Dataset excerpts:
=== Section Start ===

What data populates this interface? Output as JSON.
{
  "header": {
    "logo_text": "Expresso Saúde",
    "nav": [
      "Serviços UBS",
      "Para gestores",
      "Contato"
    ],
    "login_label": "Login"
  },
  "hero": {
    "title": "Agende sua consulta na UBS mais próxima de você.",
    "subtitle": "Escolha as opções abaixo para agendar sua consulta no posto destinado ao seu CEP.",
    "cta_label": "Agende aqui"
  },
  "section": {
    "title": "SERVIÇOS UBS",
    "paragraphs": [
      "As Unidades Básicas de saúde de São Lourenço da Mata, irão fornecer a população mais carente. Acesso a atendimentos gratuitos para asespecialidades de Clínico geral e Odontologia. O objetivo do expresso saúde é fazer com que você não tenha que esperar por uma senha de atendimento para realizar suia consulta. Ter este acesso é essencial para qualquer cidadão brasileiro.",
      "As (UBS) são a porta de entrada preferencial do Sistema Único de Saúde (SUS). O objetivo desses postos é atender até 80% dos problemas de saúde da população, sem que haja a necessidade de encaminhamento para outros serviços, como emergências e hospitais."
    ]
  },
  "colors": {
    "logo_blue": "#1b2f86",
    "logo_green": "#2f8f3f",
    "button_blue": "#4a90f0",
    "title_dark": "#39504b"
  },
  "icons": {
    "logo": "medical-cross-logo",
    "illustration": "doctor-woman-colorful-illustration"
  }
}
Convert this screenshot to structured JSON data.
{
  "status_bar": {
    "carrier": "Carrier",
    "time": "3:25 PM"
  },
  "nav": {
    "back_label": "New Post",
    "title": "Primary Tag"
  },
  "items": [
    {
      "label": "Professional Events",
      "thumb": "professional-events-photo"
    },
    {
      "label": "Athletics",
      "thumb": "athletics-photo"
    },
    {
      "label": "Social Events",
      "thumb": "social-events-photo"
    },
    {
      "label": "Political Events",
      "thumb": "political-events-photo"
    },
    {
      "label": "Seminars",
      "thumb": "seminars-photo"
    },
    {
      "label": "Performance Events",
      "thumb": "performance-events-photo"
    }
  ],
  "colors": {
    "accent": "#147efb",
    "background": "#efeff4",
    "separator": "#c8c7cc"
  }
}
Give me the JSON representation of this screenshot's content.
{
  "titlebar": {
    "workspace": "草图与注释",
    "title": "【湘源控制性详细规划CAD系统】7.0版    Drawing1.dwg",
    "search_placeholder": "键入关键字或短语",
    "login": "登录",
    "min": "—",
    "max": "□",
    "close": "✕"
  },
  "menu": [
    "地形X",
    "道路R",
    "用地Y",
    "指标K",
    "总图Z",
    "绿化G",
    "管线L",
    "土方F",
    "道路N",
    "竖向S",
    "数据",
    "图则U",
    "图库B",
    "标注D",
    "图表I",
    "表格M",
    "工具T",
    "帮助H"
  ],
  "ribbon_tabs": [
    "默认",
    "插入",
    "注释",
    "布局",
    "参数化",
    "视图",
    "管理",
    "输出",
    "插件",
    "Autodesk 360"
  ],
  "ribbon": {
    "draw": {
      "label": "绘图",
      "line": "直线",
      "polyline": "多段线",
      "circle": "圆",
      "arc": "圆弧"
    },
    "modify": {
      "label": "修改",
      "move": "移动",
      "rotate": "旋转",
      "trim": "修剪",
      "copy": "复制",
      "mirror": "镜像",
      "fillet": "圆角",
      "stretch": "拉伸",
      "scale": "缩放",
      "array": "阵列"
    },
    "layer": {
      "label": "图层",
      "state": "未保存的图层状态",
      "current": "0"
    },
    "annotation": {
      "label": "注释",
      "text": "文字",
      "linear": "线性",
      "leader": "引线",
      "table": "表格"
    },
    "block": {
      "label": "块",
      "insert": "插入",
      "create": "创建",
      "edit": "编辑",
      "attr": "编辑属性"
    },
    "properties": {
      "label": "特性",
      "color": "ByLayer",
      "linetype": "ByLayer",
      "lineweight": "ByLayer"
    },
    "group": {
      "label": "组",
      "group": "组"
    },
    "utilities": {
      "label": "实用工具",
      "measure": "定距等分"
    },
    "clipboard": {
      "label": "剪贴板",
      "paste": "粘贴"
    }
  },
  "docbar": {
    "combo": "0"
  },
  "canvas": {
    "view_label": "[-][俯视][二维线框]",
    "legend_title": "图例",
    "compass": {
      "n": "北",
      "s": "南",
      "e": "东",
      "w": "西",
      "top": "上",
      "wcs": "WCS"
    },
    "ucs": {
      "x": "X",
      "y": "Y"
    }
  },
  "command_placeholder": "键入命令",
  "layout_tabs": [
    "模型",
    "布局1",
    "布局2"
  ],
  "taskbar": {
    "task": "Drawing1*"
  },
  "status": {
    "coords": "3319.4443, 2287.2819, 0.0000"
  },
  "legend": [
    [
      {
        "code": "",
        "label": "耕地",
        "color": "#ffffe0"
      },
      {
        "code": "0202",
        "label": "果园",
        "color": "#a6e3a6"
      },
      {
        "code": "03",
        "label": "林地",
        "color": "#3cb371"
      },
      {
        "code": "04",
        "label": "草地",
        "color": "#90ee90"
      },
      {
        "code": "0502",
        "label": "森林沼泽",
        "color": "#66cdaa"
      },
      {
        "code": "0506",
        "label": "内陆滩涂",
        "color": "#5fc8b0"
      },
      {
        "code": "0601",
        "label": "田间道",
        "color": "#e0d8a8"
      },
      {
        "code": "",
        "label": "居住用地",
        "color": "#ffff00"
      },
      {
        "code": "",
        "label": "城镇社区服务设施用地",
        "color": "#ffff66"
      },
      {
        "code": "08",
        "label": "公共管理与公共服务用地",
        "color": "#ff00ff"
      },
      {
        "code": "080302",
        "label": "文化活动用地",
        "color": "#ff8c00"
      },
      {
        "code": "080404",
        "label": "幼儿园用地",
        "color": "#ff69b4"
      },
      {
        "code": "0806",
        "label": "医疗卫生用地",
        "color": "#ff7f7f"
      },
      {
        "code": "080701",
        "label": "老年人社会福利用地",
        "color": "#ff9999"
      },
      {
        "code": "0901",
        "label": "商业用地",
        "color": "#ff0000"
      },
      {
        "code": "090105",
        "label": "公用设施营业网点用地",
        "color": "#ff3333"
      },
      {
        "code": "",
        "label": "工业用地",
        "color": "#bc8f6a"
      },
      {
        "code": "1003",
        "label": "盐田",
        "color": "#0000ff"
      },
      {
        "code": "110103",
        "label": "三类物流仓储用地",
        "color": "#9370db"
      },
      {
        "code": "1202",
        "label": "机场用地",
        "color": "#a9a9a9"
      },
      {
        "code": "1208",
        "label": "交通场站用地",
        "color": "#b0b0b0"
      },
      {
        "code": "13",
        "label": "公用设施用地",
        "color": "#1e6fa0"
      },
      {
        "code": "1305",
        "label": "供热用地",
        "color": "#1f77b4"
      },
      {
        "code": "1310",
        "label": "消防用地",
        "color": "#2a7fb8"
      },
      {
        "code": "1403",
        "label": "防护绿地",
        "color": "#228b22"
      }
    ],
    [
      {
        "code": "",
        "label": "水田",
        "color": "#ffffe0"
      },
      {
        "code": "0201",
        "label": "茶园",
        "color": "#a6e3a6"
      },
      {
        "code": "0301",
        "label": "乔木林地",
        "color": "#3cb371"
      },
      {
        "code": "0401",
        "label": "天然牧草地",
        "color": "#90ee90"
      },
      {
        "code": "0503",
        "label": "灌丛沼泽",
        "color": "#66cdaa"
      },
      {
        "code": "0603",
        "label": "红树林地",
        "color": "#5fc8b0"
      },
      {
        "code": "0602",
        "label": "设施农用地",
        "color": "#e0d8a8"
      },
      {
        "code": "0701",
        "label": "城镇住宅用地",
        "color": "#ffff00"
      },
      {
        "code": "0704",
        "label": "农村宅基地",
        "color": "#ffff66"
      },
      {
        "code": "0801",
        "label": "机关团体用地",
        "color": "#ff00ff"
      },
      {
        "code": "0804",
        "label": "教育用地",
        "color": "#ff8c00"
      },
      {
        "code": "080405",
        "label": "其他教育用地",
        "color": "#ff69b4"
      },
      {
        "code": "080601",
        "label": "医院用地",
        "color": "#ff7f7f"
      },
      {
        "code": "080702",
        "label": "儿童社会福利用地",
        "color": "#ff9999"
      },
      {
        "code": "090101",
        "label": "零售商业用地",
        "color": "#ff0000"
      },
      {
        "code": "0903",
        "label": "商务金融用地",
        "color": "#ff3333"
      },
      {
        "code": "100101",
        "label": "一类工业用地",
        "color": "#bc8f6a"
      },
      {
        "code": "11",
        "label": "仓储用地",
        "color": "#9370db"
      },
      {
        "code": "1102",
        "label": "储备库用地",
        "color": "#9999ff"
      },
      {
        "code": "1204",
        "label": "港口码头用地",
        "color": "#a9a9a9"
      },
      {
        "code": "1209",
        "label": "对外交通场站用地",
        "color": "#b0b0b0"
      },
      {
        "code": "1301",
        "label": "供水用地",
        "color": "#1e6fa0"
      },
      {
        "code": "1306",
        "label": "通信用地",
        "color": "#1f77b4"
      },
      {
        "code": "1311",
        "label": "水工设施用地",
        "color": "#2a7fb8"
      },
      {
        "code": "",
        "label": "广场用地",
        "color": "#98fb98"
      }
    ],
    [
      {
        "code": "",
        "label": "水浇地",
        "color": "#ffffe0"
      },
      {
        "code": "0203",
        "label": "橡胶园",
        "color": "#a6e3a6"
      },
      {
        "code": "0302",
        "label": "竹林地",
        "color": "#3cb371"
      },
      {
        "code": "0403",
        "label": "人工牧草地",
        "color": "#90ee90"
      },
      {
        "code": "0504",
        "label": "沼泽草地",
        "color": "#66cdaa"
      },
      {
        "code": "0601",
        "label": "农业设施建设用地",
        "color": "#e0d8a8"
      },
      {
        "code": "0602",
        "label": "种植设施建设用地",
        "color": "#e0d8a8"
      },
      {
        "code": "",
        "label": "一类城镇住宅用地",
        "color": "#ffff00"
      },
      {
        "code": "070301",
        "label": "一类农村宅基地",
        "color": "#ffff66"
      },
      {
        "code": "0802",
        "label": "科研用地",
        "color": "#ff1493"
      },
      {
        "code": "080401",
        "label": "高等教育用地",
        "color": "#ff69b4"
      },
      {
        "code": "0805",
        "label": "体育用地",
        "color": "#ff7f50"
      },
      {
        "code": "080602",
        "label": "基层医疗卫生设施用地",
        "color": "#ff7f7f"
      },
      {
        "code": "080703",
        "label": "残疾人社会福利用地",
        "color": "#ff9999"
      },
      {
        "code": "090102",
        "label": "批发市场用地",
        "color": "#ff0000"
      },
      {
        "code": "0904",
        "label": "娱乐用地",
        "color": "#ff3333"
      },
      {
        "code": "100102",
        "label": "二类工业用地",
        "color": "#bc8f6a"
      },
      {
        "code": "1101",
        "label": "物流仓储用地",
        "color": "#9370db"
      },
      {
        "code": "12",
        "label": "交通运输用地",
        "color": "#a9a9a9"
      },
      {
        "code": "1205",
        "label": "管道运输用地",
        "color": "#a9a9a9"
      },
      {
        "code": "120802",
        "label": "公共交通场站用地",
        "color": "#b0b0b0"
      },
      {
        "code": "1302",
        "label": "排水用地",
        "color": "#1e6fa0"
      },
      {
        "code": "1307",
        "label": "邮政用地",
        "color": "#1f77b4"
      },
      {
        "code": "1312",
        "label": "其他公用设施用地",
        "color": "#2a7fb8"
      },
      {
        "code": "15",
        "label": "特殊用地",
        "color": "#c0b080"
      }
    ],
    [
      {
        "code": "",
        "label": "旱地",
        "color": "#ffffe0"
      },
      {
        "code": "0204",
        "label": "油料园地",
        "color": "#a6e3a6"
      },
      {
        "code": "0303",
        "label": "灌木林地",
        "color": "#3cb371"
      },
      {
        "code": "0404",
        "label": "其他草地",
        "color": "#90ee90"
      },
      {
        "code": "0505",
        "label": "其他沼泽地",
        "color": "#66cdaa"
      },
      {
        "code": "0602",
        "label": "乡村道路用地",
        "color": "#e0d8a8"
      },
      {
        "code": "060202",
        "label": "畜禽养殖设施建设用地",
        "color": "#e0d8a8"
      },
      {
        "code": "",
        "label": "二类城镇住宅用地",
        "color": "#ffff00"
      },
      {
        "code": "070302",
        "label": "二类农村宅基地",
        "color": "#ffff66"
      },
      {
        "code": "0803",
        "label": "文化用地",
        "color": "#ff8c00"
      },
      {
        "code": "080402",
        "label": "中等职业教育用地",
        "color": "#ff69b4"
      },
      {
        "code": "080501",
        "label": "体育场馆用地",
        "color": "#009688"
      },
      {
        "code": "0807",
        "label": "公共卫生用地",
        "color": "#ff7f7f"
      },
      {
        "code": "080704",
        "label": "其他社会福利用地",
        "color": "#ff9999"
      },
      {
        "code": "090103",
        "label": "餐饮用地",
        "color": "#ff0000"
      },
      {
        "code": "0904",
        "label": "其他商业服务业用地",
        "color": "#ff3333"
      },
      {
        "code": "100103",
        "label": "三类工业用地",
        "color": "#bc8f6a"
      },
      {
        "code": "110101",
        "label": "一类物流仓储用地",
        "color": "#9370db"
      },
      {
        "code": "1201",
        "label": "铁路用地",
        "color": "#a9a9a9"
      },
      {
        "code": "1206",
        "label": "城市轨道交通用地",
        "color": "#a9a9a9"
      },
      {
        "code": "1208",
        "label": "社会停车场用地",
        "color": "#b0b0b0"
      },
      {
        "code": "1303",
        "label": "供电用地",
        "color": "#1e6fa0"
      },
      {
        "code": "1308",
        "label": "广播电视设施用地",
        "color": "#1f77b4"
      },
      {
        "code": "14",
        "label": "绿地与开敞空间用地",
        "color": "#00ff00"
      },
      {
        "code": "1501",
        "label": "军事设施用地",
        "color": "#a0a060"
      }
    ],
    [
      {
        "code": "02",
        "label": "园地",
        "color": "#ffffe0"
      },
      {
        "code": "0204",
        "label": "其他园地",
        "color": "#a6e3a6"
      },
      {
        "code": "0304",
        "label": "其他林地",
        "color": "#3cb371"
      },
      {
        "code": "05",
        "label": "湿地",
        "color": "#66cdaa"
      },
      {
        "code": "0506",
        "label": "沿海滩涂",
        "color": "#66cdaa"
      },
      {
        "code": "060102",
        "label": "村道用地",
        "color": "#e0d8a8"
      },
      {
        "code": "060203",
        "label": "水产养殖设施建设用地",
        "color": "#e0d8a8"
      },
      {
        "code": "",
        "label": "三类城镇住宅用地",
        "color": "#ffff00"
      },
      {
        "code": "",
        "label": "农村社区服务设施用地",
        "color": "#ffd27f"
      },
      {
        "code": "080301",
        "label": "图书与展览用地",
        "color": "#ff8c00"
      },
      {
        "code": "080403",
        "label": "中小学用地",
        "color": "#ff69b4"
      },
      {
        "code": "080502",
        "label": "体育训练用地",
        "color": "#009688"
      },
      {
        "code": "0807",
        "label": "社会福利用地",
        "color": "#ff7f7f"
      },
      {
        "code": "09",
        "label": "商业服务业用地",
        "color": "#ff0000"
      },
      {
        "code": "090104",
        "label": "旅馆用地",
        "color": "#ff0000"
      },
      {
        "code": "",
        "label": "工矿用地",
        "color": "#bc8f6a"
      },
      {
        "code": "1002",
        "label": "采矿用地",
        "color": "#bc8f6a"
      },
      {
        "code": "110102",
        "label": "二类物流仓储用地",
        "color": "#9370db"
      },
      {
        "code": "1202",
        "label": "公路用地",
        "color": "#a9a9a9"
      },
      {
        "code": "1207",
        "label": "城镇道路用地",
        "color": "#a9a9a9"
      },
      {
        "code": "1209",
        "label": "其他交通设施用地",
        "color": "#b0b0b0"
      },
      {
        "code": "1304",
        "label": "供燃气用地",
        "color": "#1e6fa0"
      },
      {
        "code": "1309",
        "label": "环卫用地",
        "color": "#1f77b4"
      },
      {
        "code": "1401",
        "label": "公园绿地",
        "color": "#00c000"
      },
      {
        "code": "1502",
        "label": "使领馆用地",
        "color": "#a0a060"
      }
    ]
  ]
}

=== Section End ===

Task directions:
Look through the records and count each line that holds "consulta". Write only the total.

Solution to the exercise:
3